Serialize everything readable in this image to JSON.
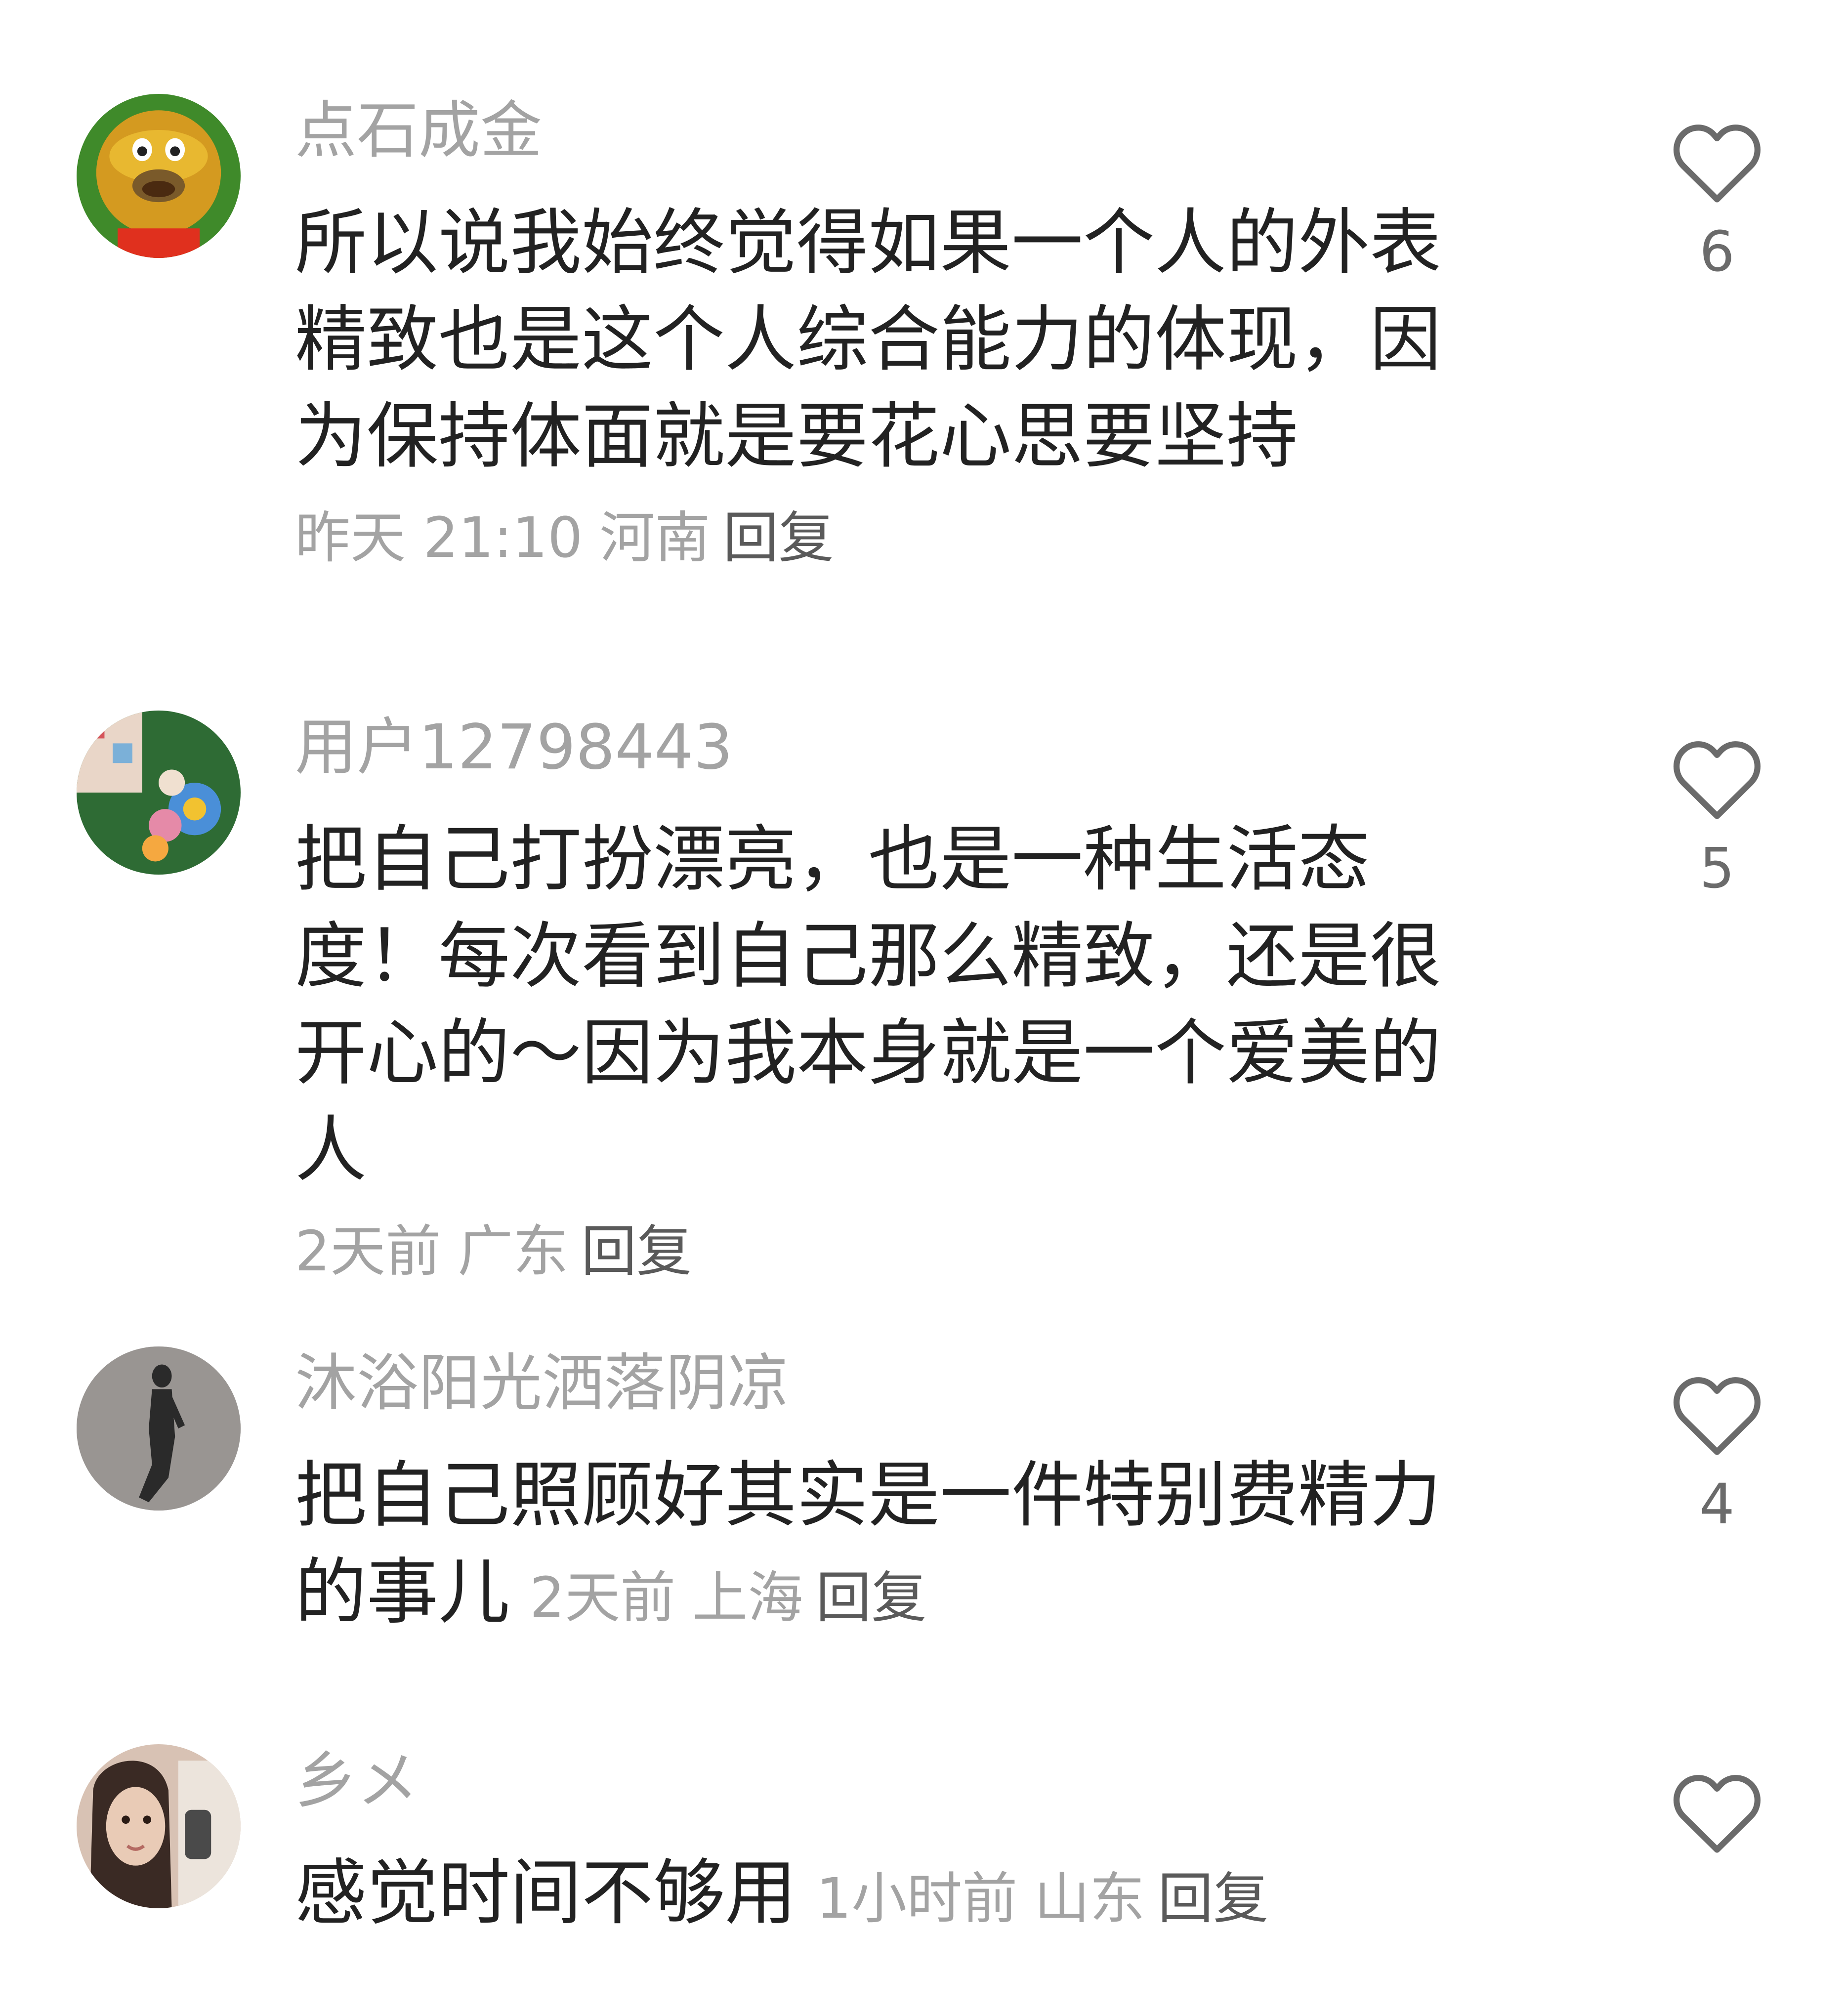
{
  "comments": [
    {
      "username": "点石成金",
      "text": "所以说我始终觉得如果一个人的外表精致也是这个人综合能力的体现，因为保持体面就是要花心思要坚持",
      "time": "昨天 21:10",
      "location": "河南",
      "reply_label": "回复",
      "likes": "6",
      "avatar_icon": "cartoon-avatar"
    },
    {
      "username": "用户12798443",
      "text": "把自己打扮漂亮，也是一种生活态度！每次看到自己那么精致，还是很开心的～因为我本身就是一个爱美的人",
      "time": "2天前",
      "location": "广东",
      "reply_label": "回复",
      "likes": "5",
      "avatar_icon": "plush-toys-avatar"
    },
    {
      "username": "沐浴阳光洒落阴凉",
      "text": "把自己照顾好其实是一件特别费精力的事儿",
      "time": "2天前",
      "location": "上海",
      "reply_label": "回复",
      "likes": "4",
      "avatar_icon": "shadow-avatar"
    },
    {
      "username": "乡メ",
      "text": "感觉时间不够用",
      "time": "1小时前",
      "location": "山东",
      "reply_label": "回复",
      "likes": "",
      "avatar_icon": "selfie-avatar"
    }
  ]
}
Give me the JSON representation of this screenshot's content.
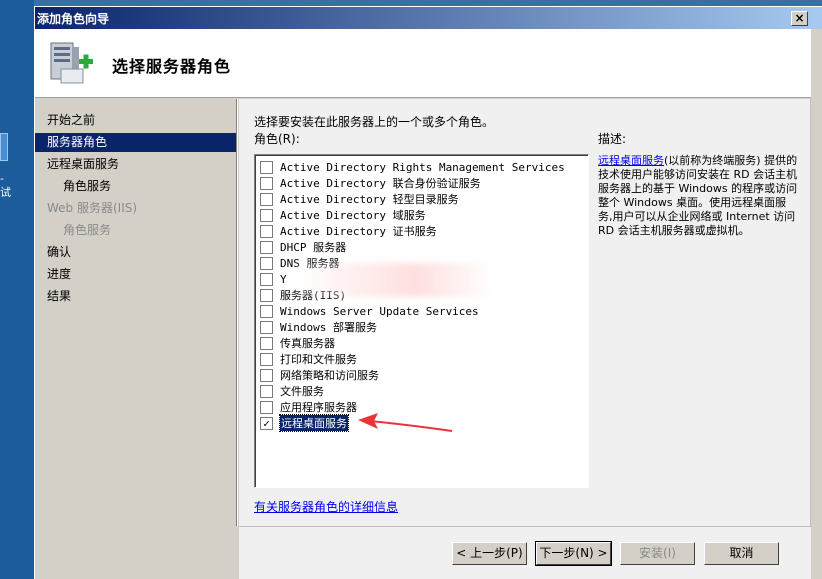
{
  "desktop": {
    "text": "- 试"
  },
  "window": {
    "title": "添加角色向导",
    "close_label": "×"
  },
  "header": {
    "title": "选择服务器角色"
  },
  "nav": {
    "items": [
      {
        "label": "开始之前",
        "state": "normal",
        "level": 0
      },
      {
        "label": "服务器角色",
        "state": "active",
        "level": 0
      },
      {
        "label": "远程桌面服务",
        "state": "normal",
        "level": 0
      },
      {
        "label": "角色服务",
        "state": "normal",
        "level": 1
      },
      {
        "label": "Web 服务器(IIS)",
        "state": "disabled",
        "level": 0
      },
      {
        "label": "角色服务",
        "state": "disabled",
        "level": 1
      },
      {
        "label": "确认",
        "state": "normal",
        "level": 0
      },
      {
        "label": "进度",
        "state": "normal",
        "level": 0
      },
      {
        "label": "结果",
        "state": "normal",
        "level": 0
      }
    ]
  },
  "main": {
    "instruction": "选择要安装在此服务器上的一个或多个角色。",
    "roles_label": "角色(R):",
    "desc_label": "描述:",
    "roles": [
      {
        "label": "Active Directory Rights Management Services",
        "checked": false
      },
      {
        "label": "Active Directory 联合身份验证服务",
        "checked": false
      },
      {
        "label": "Active Directory 轻型目录服务",
        "checked": false
      },
      {
        "label": "Active Directory 域服务",
        "checked": false
      },
      {
        "label": "Active Directory 证书服务",
        "checked": false
      },
      {
        "label": "DHCP 服务器",
        "checked": false
      },
      {
        "label": "DNS 服务器",
        "checked": false
      },
      {
        "label": "Y",
        "checked": false
      },
      {
        "label": "服务器(IIS)",
        "checked": false
      },
      {
        "label": "Windows Server Update Services",
        "checked": false
      },
      {
        "label": "Windows 部署服务",
        "checked": false
      },
      {
        "label": "传真服务器",
        "checked": false
      },
      {
        "label": "打印和文件服务",
        "checked": false
      },
      {
        "label": "网络策略和访问服务",
        "checked": false
      },
      {
        "label": "文件服务",
        "checked": false
      },
      {
        "label": "应用程序服务器",
        "checked": false
      },
      {
        "label": "远程桌面服务",
        "checked": true,
        "selected": true
      }
    ],
    "description": {
      "link": "远程桌面服务",
      "text": "(以前称为终端服务) 提供的技术使用户能够访问安装在 RD 会话主机服务器上的基于 Windows 的程序或访问整个 Windows 桌面。使用远程桌面服务,用户可以从企业网络或 Internet 访问 RD 会话主机服务器或虚拟机。"
    },
    "more_info": "有关服务器角色的详细信息"
  },
  "footer": {
    "prev": "< 上一步(P)",
    "next": "下一步(N) >",
    "install": "安装(I)",
    "cancel": "取消"
  },
  "colors": {
    "accent": "#0a246a",
    "annotation_arrow": "#e8333a"
  }
}
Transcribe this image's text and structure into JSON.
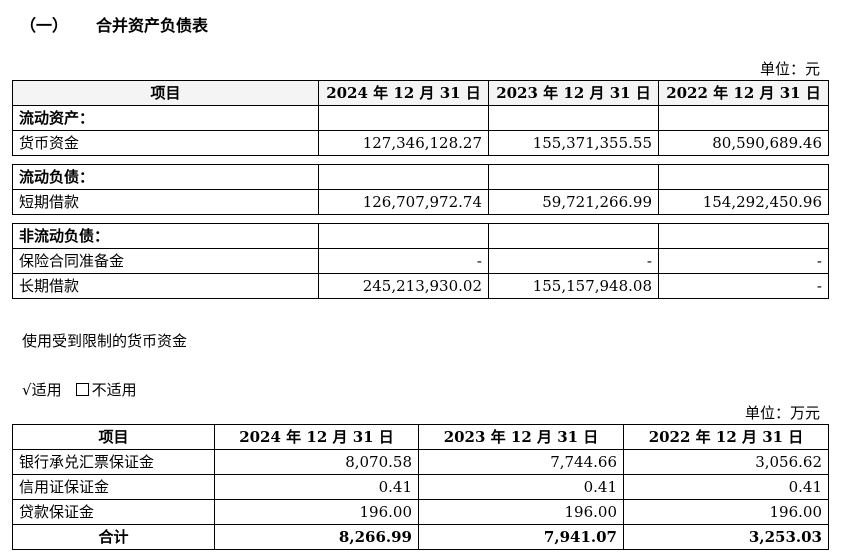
{
  "heading": {
    "number": "（一）",
    "title": "合并资产负债表"
  },
  "table1": {
    "unit": "单位：元",
    "headers": [
      "项目",
      "2024 年 12 月 31 日",
      "2023 年 12 月 31 日",
      "2022 年 12 月 31 日"
    ],
    "sections": [
      {
        "title": "流动资产：",
        "rows": [
          {
            "label": "货币资金",
            "values": [
              "127,346,128.27",
              "155,371,355.55",
              "80,590,689.46"
            ]
          }
        ]
      },
      {
        "title": "流动负债：",
        "rows": [
          {
            "label": "短期借款",
            "values": [
              "126,707,972.74",
              "59,721,266.99",
              "154,292,450.96"
            ]
          }
        ]
      },
      {
        "title": "非流动负债：",
        "rows": [
          {
            "label": "保险合同准备金",
            "values": [
              "-",
              "-",
              "-"
            ]
          },
          {
            "label": "长期借款",
            "values": [
              "245,213,930.02",
              "155,157,948.08",
              "-"
            ]
          }
        ]
      }
    ]
  },
  "note": "使用受到限制的货币资金",
  "applicability": {
    "checked_mark": "√",
    "checked_label": "适用",
    "unchecked_label": "不适用"
  },
  "table2": {
    "unit": "单位：万元",
    "headers": [
      "项目",
      "2024 年 12 月 31 日",
      "2023 年 12 月 31 日",
      "2022 年 12 月 31 日"
    ],
    "rows": [
      {
        "label": "银行承兑汇票保证金",
        "values": [
          "8,070.58",
          "7,744.66",
          "3,056.62"
        ]
      },
      {
        "label": "信用证保证金",
        "values": [
          "0.41",
          "0.41",
          "0.41"
        ]
      },
      {
        "label": "贷款保证金",
        "values": [
          "196.00",
          "196.00",
          "196.00"
        ]
      }
    ],
    "total": {
      "label": "合计",
      "values": [
        "8,266.99",
        "7,941.07",
        "3,253.03"
      ]
    }
  }
}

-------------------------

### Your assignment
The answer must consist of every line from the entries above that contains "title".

### Solution for this exercise
    "title": "添加角色向导",
    "title": "选择服务器角色"
    "title": "合并资产负债表"
        "title": "流动资产：",
        "title": "流动负债：",
        "title": "非流动负债：",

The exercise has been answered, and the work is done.